**WORK INSTRUCTION:** Could you repeat exactly the lines from the one containing "Transcribe this image's" through the last line of the records, with no pictures?

- Opening Delimiter -

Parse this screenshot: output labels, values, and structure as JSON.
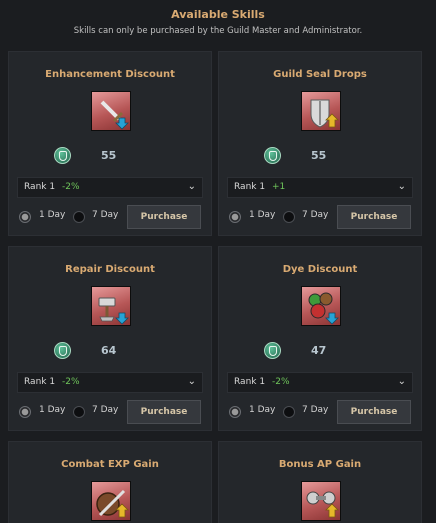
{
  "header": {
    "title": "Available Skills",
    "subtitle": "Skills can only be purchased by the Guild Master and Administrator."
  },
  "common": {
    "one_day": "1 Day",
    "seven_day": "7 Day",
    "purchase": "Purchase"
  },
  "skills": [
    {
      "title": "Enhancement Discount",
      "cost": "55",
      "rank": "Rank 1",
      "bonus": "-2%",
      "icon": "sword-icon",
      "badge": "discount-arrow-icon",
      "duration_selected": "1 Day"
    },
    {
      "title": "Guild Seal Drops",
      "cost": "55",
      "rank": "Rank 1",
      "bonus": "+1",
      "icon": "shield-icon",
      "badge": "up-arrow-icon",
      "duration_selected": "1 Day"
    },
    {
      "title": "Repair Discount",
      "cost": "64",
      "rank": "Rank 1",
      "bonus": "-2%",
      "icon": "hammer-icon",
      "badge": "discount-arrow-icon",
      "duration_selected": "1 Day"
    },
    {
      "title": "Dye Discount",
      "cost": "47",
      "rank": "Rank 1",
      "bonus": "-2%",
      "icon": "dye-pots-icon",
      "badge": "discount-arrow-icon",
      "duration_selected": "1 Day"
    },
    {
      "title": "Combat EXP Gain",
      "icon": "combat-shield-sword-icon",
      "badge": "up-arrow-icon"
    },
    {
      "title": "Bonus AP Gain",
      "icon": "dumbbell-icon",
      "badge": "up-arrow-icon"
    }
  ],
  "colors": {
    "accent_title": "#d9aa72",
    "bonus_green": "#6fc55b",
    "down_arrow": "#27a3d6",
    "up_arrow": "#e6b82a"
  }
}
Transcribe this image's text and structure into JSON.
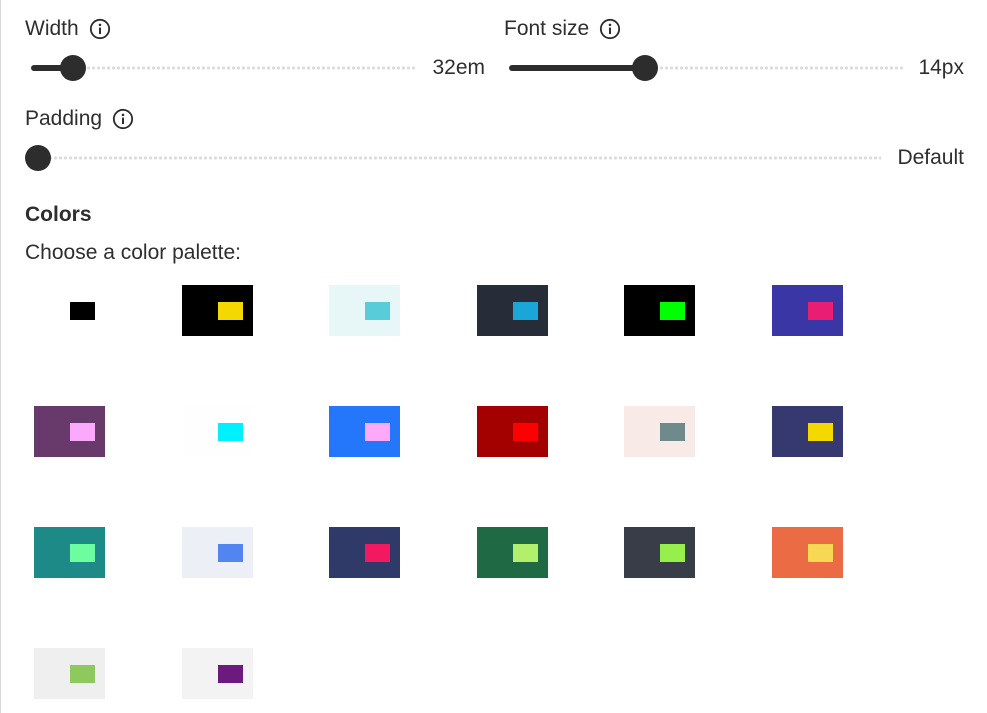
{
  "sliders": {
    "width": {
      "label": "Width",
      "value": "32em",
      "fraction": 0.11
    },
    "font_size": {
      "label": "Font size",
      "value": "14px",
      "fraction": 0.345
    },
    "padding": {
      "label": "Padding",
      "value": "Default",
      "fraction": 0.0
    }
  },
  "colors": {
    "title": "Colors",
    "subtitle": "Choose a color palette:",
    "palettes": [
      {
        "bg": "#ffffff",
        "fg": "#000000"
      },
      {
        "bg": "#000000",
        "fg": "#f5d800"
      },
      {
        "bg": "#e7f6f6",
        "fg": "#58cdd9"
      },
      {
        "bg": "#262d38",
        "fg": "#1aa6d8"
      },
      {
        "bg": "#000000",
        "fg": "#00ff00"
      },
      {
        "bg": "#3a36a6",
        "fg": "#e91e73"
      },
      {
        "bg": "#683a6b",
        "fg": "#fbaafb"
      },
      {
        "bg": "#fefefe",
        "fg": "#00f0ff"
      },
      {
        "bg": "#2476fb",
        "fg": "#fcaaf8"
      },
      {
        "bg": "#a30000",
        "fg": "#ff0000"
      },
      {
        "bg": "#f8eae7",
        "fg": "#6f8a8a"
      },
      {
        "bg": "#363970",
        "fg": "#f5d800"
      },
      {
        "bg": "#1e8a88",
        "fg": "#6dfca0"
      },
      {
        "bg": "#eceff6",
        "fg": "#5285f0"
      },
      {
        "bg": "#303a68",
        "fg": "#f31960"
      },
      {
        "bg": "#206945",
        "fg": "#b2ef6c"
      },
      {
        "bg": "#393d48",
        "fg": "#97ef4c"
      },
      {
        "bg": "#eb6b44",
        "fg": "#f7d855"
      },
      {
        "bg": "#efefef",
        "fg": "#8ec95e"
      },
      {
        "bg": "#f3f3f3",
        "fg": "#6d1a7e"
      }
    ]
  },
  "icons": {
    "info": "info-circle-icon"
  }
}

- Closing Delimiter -

**SOLUTION TO THE EXERCISE:**
Transcribe this image's text and structure into JSON.
{
  "sliders": {
    "width": {
      "label": "Width",
      "value": "32em",
      "fraction": 0.11
    },
    "font_size": {
      "label": "Font size",
      "value": "14px",
      "fraction": 0.345
    },
    "padding": {
      "label": "Padding",
      "value": "Default",
      "fraction": 0.0
    }
  },
  "colors": {
    "title": "Colors",
    "subtitle": "Choose a color palette:",
    "palettes": [
      {
        "bg": "#ffffff",
        "fg": "#000000"
      },
      {
        "bg": "#000000",
        "fg": "#f5d800"
      },
      {
        "bg": "#e7f6f6",
        "fg": "#58cdd9"
      },
      {
        "bg": "#262d38",
        "fg": "#1aa6d8"
      },
      {
        "bg": "#000000",
        "fg": "#00ff00"
      },
      {
        "bg": "#3a36a6",
        "fg": "#e91e73"
      },
      {
        "bg": "#683a6b",
        "fg": "#fbaafb"
      },
      {
        "bg": "#fefefe",
        "fg": "#00f0ff"
      },
      {
        "bg": "#2476fb",
        "fg": "#fcaaf8"
      },
      {
        "bg": "#a30000",
        "fg": "#ff0000"
      },
      {
        "bg": "#f8eae7",
        "fg": "#6f8a8a"
      },
      {
        "bg": "#363970",
        "fg": "#f5d800"
      },
      {
        "bg": "#1e8a88",
        "fg": "#6dfca0"
      },
      {
        "bg": "#eceff6",
        "fg": "#5285f0"
      },
      {
        "bg": "#303a68",
        "fg": "#f31960"
      },
      {
        "bg": "#206945",
        "fg": "#b2ef6c"
      },
      {
        "bg": "#393d48",
        "fg": "#97ef4c"
      },
      {
        "bg": "#eb6b44",
        "fg": "#f7d855"
      },
      {
        "bg": "#efefef",
        "fg": "#8ec95e"
      },
      {
        "bg": "#f3f3f3",
        "fg": "#6d1a7e"
      }
    ]
  },
  "icons": {
    "info": "info-circle-icon"
  }
}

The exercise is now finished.